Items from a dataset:
····················
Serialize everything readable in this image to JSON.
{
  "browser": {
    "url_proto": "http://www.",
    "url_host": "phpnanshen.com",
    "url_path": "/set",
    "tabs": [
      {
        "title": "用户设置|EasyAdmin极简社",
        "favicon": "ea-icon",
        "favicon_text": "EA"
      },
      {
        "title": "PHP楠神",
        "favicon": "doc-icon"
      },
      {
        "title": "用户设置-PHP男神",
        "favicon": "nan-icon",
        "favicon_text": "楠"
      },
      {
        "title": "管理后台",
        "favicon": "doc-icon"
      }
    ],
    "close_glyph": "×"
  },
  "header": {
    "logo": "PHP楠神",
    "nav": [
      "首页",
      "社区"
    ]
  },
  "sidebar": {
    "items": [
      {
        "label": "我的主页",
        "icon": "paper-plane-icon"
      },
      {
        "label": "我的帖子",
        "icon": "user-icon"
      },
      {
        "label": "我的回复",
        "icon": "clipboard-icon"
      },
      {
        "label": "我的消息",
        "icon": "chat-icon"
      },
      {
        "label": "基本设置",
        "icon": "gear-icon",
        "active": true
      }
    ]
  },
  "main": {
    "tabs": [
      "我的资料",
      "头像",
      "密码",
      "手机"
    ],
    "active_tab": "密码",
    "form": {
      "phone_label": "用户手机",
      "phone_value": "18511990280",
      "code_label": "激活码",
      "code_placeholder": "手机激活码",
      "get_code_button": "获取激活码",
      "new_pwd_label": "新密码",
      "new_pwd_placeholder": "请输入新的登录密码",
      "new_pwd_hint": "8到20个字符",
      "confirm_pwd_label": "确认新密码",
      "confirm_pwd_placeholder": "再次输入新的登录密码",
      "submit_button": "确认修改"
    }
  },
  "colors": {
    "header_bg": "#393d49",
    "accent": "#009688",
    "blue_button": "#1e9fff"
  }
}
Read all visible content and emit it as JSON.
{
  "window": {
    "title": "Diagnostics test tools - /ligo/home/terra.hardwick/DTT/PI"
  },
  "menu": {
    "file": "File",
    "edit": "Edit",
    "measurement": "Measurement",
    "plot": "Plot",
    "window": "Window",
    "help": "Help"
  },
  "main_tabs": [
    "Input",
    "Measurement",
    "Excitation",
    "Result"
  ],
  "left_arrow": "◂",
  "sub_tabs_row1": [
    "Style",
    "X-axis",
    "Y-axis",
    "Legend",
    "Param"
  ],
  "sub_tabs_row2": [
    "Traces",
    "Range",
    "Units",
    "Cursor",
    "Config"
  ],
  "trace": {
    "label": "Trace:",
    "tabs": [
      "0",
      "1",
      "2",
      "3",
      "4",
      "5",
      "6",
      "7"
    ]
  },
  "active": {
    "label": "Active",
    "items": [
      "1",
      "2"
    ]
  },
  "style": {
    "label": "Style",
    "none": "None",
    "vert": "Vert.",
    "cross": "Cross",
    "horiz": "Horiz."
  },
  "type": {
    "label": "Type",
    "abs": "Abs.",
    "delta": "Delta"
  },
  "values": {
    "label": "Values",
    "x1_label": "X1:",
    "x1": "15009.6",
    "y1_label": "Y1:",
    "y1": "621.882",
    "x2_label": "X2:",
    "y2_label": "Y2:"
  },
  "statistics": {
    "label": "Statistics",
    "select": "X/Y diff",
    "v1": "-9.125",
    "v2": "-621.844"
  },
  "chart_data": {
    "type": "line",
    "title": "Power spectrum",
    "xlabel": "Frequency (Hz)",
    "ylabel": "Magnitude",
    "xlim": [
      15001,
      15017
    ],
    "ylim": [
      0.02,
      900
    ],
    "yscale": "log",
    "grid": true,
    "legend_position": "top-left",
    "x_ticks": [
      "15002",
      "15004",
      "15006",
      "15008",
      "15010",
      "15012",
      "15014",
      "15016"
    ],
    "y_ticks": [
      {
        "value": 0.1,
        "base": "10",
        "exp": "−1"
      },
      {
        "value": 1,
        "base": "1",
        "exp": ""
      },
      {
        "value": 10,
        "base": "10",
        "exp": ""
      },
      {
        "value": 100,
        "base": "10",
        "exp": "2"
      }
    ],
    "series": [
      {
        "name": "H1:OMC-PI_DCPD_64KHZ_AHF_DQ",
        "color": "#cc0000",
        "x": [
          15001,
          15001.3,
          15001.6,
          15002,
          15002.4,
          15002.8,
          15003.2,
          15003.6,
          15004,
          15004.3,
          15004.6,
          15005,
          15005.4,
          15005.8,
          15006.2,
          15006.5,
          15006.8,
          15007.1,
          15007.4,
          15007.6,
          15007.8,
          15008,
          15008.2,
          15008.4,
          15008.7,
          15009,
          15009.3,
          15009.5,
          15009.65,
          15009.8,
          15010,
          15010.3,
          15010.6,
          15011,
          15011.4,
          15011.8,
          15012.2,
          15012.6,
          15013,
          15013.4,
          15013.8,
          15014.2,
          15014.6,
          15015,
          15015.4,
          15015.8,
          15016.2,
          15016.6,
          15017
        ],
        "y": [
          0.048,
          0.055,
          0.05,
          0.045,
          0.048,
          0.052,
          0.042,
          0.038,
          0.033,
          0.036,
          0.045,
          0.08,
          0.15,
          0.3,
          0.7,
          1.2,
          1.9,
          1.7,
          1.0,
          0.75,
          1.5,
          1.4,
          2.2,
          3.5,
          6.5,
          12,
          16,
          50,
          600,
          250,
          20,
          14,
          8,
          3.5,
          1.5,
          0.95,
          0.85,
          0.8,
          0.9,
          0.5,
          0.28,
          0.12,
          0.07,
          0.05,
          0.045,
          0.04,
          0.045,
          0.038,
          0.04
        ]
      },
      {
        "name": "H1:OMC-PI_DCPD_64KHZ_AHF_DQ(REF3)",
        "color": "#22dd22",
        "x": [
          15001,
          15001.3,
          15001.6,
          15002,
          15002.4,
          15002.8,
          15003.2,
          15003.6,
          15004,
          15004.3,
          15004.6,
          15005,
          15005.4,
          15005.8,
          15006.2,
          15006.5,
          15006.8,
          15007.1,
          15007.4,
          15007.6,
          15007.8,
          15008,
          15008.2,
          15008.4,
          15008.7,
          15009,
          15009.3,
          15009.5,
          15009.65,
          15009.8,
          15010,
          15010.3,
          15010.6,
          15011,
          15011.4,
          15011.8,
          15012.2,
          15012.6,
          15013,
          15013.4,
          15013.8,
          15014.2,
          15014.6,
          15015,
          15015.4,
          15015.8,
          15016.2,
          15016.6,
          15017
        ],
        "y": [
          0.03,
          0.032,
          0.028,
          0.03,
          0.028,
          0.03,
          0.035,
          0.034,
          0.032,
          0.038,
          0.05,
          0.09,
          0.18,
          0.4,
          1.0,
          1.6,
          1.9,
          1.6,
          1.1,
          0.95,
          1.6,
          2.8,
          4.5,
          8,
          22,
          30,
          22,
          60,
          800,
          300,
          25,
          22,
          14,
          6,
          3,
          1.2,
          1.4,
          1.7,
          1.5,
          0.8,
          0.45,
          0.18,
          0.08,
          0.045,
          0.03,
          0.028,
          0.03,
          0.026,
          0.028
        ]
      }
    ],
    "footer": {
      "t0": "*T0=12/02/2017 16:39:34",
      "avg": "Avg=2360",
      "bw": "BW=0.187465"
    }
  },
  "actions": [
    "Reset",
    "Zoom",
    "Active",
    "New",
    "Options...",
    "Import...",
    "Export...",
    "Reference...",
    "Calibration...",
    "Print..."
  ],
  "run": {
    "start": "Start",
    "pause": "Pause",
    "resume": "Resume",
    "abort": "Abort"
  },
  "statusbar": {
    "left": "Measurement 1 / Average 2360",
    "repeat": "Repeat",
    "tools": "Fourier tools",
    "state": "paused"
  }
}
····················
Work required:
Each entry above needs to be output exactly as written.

Response to the exercise:
Serialize everything readable in this image to JSON.
{
  "browser": {
    "url_proto": "http://www.",
    "url_host": "phpnanshen.com",
    "url_path": "/set",
    "tabs": [
      {
        "title": "用户设置|EasyAdmin极简社",
        "favicon": "ea-icon",
        "favicon_text": "EA"
      },
      {
        "title": "PHP楠神",
        "favicon": "doc-icon"
      },
      {
        "title": "用户设置-PHP男神",
        "favicon": "nan-icon",
        "favicon_text": "楠"
      },
      {
        "title": "管理后台",
        "favicon": "doc-icon"
      }
    ],
    "close_glyph": "×"
  },
  "header": {
    "logo": "PHP楠神",
    "nav": [
      "首页",
      "社区"
    ]
  },
  "sidebar": {
    "items": [
      {
        "label": "我的主页",
        "icon": "paper-plane-icon"
      },
      {
        "label": "我的帖子",
        "icon": "user-icon"
      },
      {
        "label": "我的回复",
        "icon": "clipboard-icon"
      },
      {
        "label": "我的消息",
        "icon": "chat-icon"
      },
      {
        "label": "基本设置",
        "icon": "gear-icon",
        "active": true
      }
    ]
  },
  "main": {
    "tabs": [
      "我的资料",
      "头像",
      "密码",
      "手机"
    ],
    "active_tab": "密码",
    "form": {
      "phone_label": "用户手机",
      "phone_value": "18511990280",
      "code_label": "激活码",
      "code_placeholder": "手机激活码",
      "get_code_button": "获取激活码",
      "new_pwd_label": "新密码",
      "new_pwd_placeholder": "请输入新的登录密码",
      "new_pwd_hint": "8到20个字符",
      "confirm_pwd_label": "确认新密码",
      "confirm_pwd_placeholder": "再次输入新的登录密码",
      "submit_button": "确认修改"
    }
  },
  "colors": {
    "header_bg": "#393d49",
    "accent": "#009688",
    "blue_button": "#1e9fff"
  }
}
Read all visible content and emit it as JSON.
{
  "window": {
    "title": "Diagnostics test tools - /ligo/home/terra.hardwick/DTT/PI"
  },
  "menu": {
    "file": "File",
    "edit": "Edit",
    "measurement": "Measurement",
    "plot": "Plot",
    "window": "Window",
    "help": "Help"
  },
  "main_tabs": [
    "Input",
    "Measurement",
    "Excitation",
    "Result"
  ],
  "left_arrow": "◂",
  "sub_tabs_row1": [
    "Style",
    "X-axis",
    "Y-axis",
    "Legend",
    "Param"
  ],
  "sub_tabs_row2": [
    "Traces",
    "Range",
    "Units",
    "Cursor",
    "Config"
  ],
  "trace": {
    "label": "Trace:",
    "tabs": [
      "0",
      "1",
      "2",
      "3",
      "4",
      "5",
      "6",
      "7"
    ]
  },
  "active": {
    "label": "Active",
    "items": [
      "1",
      "2"
    ]
  },
  "style": {
    "label": "Style",
    "none": "None",
    "vert": "Vert.",
    "cross": "Cross",
    "horiz": "Horiz."
  },
  "type": {
    "label": "Type",
    "abs": "Abs.",
    "delta": "Delta"
  },
  "values": {
    "label": "Values",
    "x1_label": "X1:",
    "x1": "15009.6",
    "y1_label": "Y1:",
    "y1": "621.882",
    "x2_label": "X2:",
    "y2_label": "Y2:"
  },
  "statistics": {
    "label": "Statistics",
    "select": "X/Y diff",
    "v1": "-9.125",
    "v2": "-621.844"
  },
  "chart_data": {
    "type": "line",
    "title": "Power spectrum",
    "xlabel": "Frequency (Hz)",
    "ylabel": "Magnitude",
    "xlim": [
      15001,
      15017
    ],
    "ylim": [
      0.02,
      900
    ],
    "yscale": "log",
    "grid": true,
    "legend_position": "top-left",
    "x_ticks": [
      "15002",
      "15004",
      "15006",
      "15008",
      "15010",
      "15012",
      "15014",
      "15016"
    ],
    "y_ticks": [
      {
        "value": 0.1,
        "base": "10",
        "exp": "−1"
      },
      {
        "value": 1,
        "base": "1",
        "exp": ""
      },
      {
        "value": 10,
        "base": "10",
        "exp": ""
      },
      {
        "value": 100,
        "base": "10",
        "exp": "2"
      }
    ],
    "series": [
      {
        "name": "H1:OMC-PI_DCPD_64KHZ_AHF_DQ",
        "color": "#cc0000",
        "x": [
          15001,
          15001.3,
          15001.6,
          15002,
          15002.4,
          15002.8,
          15003.2,
          15003.6,
          15004,
          15004.3,
          15004.6,
          15005,
          15005.4,
          15005.8,
          15006.2,
          15006.5,
          15006.8,
          15007.1,
          15007.4,
          15007.6,
          15007.8,
          15008,
          15008.2,
          15008.4,
          15008.7,
          15009,
          15009.3,
          15009.5,
          15009.65,
          15009.8,
          15010,
          15010.3,
          15010.6,
          15011,
          15011.4,
          15011.8,
          15012.2,
          15012.6,
          15013,
          15013.4,
          15013.8,
          15014.2,
          15014.6,
          15015,
          15015.4,
          15015.8,
          15016.2,
          15016.6,
          15017
        ],
        "y": [
          0.048,
          0.055,
          0.05,
          0.045,
          0.048,
          0.052,
          0.042,
          0.038,
          0.033,
          0.036,
          0.045,
          0.08,
          0.15,
          0.3,
          0.7,
          1.2,
          1.9,
          1.7,
          1.0,
          0.75,
          1.5,
          1.4,
          2.2,
          3.5,
          6.5,
          12,
          16,
          50,
          600,
          250,
          20,
          14,
          8,
          3.5,
          1.5,
          0.95,
          0.85,
          0.8,
          0.9,
          0.5,
          0.28,
          0.12,
          0.07,
          0.05,
          0.045,
          0.04,
          0.045,
          0.038,
          0.04
        ]
      },
      {
        "name": "H1:OMC-PI_DCPD_64KHZ_AHF_DQ(REF3)",
        "color": "#22dd22",
        "x": [
          15001,
          15001.3,
          15001.6,
          15002,
          15002.4,
          15002.8,
          15003.2,
          15003.6,
          15004,
          15004.3,
          15004.6,
          15005,
          15005.4,
          15005.8,
          15006.2,
          15006.5,
          15006.8,
          15007.1,
          15007.4,
          15007.6,
          15007.8,
          15008,
          15008.2,
          15008.4,
          15008.7,
          15009,
          15009.3,
          15009.5,
          15009.65,
          15009.8,
          15010,
          15010.3,
          15010.6,
          15011,
          15011.4,
          15011.8,
          15012.2,
          15012.6,
          15013,
          15013.4,
          15013.8,
          15014.2,
          15014.6,
          15015,
          15015.4,
          15015.8,
          15016.2,
          15016.6,
          15017
        ],
        "y": [
          0.03,
          0.032,
          0.028,
          0.03,
          0.028,
          0.03,
          0.035,
          0.034,
          0.032,
          0.038,
          0.05,
          0.09,
          0.18,
          0.4,
          1.0,
          1.6,
          1.9,
          1.6,
          1.1,
          0.95,
          1.6,
          2.8,
          4.5,
          8,
          22,
          30,
          22,
          60,
          800,
          300,
          25,
          22,
          14,
          6,
          3,
          1.2,
          1.4,
          1.7,
          1.5,
          0.8,
          0.45,
          0.18,
          0.08,
          0.045,
          0.03,
          0.028,
          0.03,
          0.026,
          0.028
        ]
      }
    ],
    "footer": {
      "t0": "*T0=12/02/2017 16:39:34",
      "avg": "Avg=2360",
      "bw": "BW=0.187465"
    }
  },
  "actions": [
    "Reset",
    "Zoom",
    "Active",
    "New",
    "Options...",
    "Import...",
    "Export...",
    "Reference...",
    "Calibration...",
    "Print..."
  ],
  "run": {
    "start": "Start",
    "pause": "Pause",
    "resume": "Resume",
    "abort": "Abort"
  },
  "statusbar": {
    "left": "Measurement 1 / Average 2360",
    "repeat": "Repeat",
    "tools": "Fourier tools",
    "state": "paused"
  }
}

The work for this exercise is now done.